It is typically defined as a solution of the quadratic equation

$x^2+1=0$,

or equivalently,

$x^2=-1$.

Since this is not possible using real numbers, the solution is simply assumed to exist. By the usual understanding of the square root, the solution could be either of

$x=\sqrt{-1}$

or

$x=-\sqrt{-1}$.

However, because the square root of a negative number is undefined in the real numbers, there is no way to distinguish between these two values. Fortunately, one need not decide which value "really" represents the imaginary unit, since all mathematical statements are just as valid when $i$ is replaced by $-i$.

By considering all real multiples of the imaginary unit (that is, $b \cdot i$, where $b$ is any real number), one arrives at the set of imaginary numbers.

Furthermore, the set of all sums of real and imaginary numbers constitutes the complex numbers.

See the Imaginary number and Complex number articles for more information about the "usefulness" of including such numbers in mathematics, as well as their properties.

## Properties

### Powers

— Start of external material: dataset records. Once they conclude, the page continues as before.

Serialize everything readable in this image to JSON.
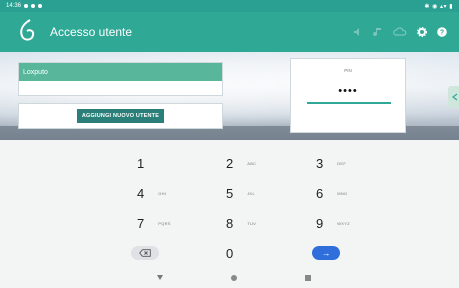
{
  "status_bar": {
    "time": "14:36",
    "right_icons": "✱ ◉ ▴▾ ▮"
  },
  "app": {
    "title": "Accesso utente",
    "accent_color": "#2fa896"
  },
  "toolbar_icons": [
    "volume-icon",
    "music-icon",
    "cloud-icon",
    "gear-icon",
    "help-icon"
  ],
  "users": {
    "selected_user": "Loxputo",
    "add_user_label": "AGGIUNGI NUOVO UTENTE"
  },
  "pin": {
    "label": "PIN",
    "masked_value": "••••"
  },
  "keypad": {
    "keys": [
      {
        "num": "1",
        "letters": ""
      },
      {
        "num": "2",
        "letters": "ABC"
      },
      {
        "num": "3",
        "letters": "DEF"
      },
      {
        "num": "4",
        "letters": "GHI"
      },
      {
        "num": "5",
        "letters": "JKL"
      },
      {
        "num": "6",
        "letters": "MNO"
      },
      {
        "num": "7",
        "letters": "PQRS"
      },
      {
        "num": "8",
        "letters": "TUV"
      },
      {
        "num": "9",
        "letters": "WXYZ"
      },
      {
        "num": "0",
        "letters": ""
      }
    ],
    "enter_symbol": "→"
  }
}
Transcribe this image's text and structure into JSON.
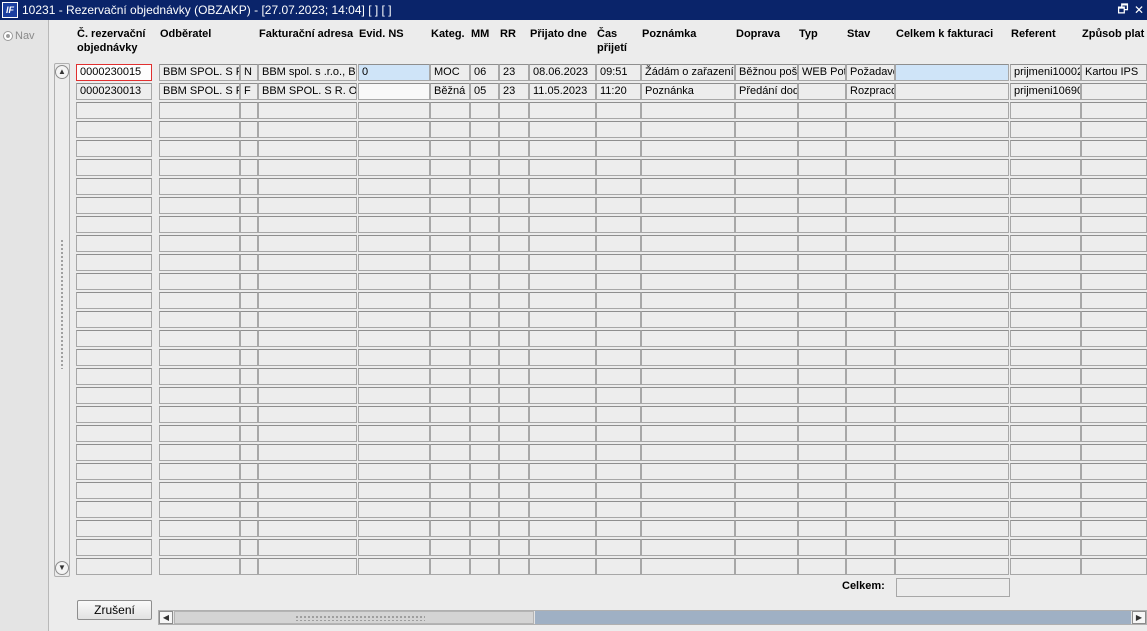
{
  "window": {
    "title": "10231 - Rezervační objednávky (OBZAKP) - [27.07.2023; 14:04] [ ] [ ]",
    "icon_text": "IF",
    "restore_glyph": "🗗",
    "close_glyph": "✕"
  },
  "nav": {
    "label": "Nav"
  },
  "columns": [
    {
      "key": "cislo",
      "label": "Č. rezervační objednávky"
    },
    {
      "key": "odberatel",
      "label": "Odběratel"
    },
    {
      "key": "flag",
      "label": ""
    },
    {
      "key": "fakt_adresa",
      "label": "Fakturační adresa"
    },
    {
      "key": "evid_ns",
      "label": "Evid. NS"
    },
    {
      "key": "kateg",
      "label": "Kateg."
    },
    {
      "key": "mm",
      "label": "MM"
    },
    {
      "key": "rr",
      "label": "RR"
    },
    {
      "key": "prijato",
      "label": "Přijato dne"
    },
    {
      "key": "cas",
      "label": "Čas přijetí"
    },
    {
      "key": "poznamka",
      "label": "Poznámka"
    },
    {
      "key": "doprava",
      "label": "Doprava"
    },
    {
      "key": "typ",
      "label": "Typ"
    },
    {
      "key": "stav",
      "label": "Stav"
    },
    {
      "key": "celkem",
      "label": "Celkem k fakturaci"
    },
    {
      "key": "referent",
      "label": "Referent"
    },
    {
      "key": "zpusob",
      "label": "Způsob plat"
    }
  ],
  "rows": [
    {
      "cislo": "0000230015",
      "odberatel": "BBM SPOL. S R",
      "flag": "N",
      "fakt_adresa": "BBM spol. s .r.o., Bl",
      "evid_ns": "0",
      "kateg": "MOC",
      "mm": "06",
      "rr": "23",
      "prijato": "08.06.2023",
      "cas": "09:51",
      "poznamka": "Žádám o zařazení",
      "doprava": "Běžnou poš",
      "typ": "WEB Pot",
      "stav": "Požadave",
      "celkem": "",
      "referent": "prijmeni10002",
      "zpusob": "Kartou IPS"
    },
    {
      "cislo": "0000230013",
      "odberatel": "BBM SPOL. S R",
      "flag": "F",
      "fakt_adresa": "BBM SPOL. S R. O.",
      "evid_ns": "",
      "kateg": "Běžná",
      "mm": "05",
      "rr": "23",
      "prijato": "11.05.2023",
      "cas": "11:20",
      "poznamka": "Poznánka",
      "doprava": "Předání dod",
      "typ": "",
      "stav": "Rozpraco",
      "celkem": "",
      "referent": "prijmeni10690",
      "zpusob": ""
    }
  ],
  "empty_row_count": 25,
  "footer": {
    "celkem_label": "Celkem:",
    "celkem_value": "",
    "cancel_label": "Zrušení"
  },
  "colors": {
    "titlebar": "#0a246a",
    "highlight_cell": "#cfe4f8",
    "focus_border": "#e03030"
  }
}
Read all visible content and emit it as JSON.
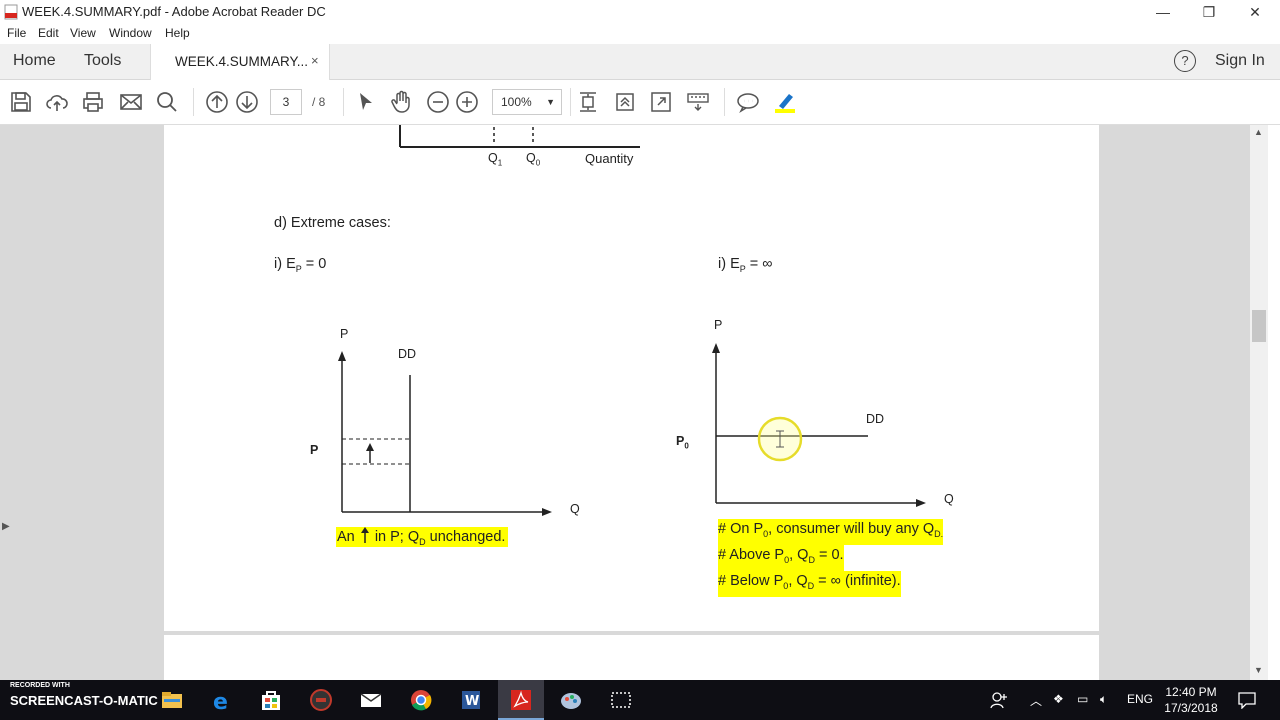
{
  "window": {
    "title": "WEEK.4.SUMMARY.pdf - Adobe Acrobat Reader DC",
    "minimize": "—",
    "restore": "❐",
    "close": "✕"
  },
  "menu": [
    "File",
    "Edit",
    "View",
    "Window",
    "Help"
  ],
  "tabs": {
    "home": "Home",
    "tools": "Tools",
    "document": "WEEK.4.SUMMARY...",
    "close": "×",
    "help": "?",
    "sign_in": "Sign In"
  },
  "toolbar": {
    "page_current": "3",
    "page_total": "/ 8",
    "zoom": "100%",
    "zoom_caret": "▼",
    "icons": [
      "save-icon",
      "upload-icon",
      "print-icon",
      "email-icon",
      "search-icon",
      "page-up-icon",
      "page-down-icon",
      "select-cursor-icon",
      "hand-icon",
      "zoom-out-icon",
      "zoom-in-icon",
      "fit-page-icon",
      "rotate-icon",
      "fullscreen-icon",
      "keyboard-icon",
      "comment-icon",
      "highlight-icon"
    ]
  },
  "document": {
    "top_graph": {
      "q1": "Q",
      "q1_sub": "1",
      "q0": "Q",
      "q0_sub": "0",
      "quantity": "Quantity"
    },
    "heading": "d) Extreme cases:",
    "case1": {
      "title_prefix": "i) E",
      "title_sub": "P",
      "title_suffix": " = 0",
      "axis_p": "P",
      "axis_q": "Q",
      "dd": "DD",
      "p_label": "P",
      "caption_a": "An",
      "caption_b": "in P; Q",
      "caption_sub": "D",
      "caption_c": " unchanged."
    },
    "case2": {
      "title_prefix": "i) E",
      "title_sub": "P",
      "title_suffix": " = ∞",
      "axis_p": "P",
      "axis_q": "Q",
      "dd": "DD",
      "p0": "P",
      "p0_sub": "0",
      "note1_a": "# On P",
      "note1_sub1": "0",
      "note1_b": ", consumer will buy any Q",
      "note1_sub2": "D.",
      "note2_a": "# Above P",
      "note2_sub1": "0",
      "note2_b": ", Q",
      "note2_sub2": "D",
      "note2_c": " = 0.",
      "note3_a": "# Below P",
      "note3_sub1": "0",
      "note3_b": ", Q",
      "note3_sub2": "D",
      "note3_c": " = ∞ (infinite)."
    }
  },
  "taskbar": {
    "recorder_small": "RECORDED WITH",
    "recorder_big": "SCREENCAST-O-MATIC",
    "lang": "ENG",
    "time": "12:40 PM",
    "date": "17/3/2018"
  },
  "colors": {
    "highlight": "#ffff00",
    "accent_blue": "#1a73c8",
    "acrobat_red": "#d7261e"
  }
}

The powers of $i$ repeat in a cycle that can be generalized in the following pattern:
$i^{4n}=1$
$i^{4n+1}=i$
$i^{4n+2}=-1$
$i^{4n+3}=-i$

where n is an integer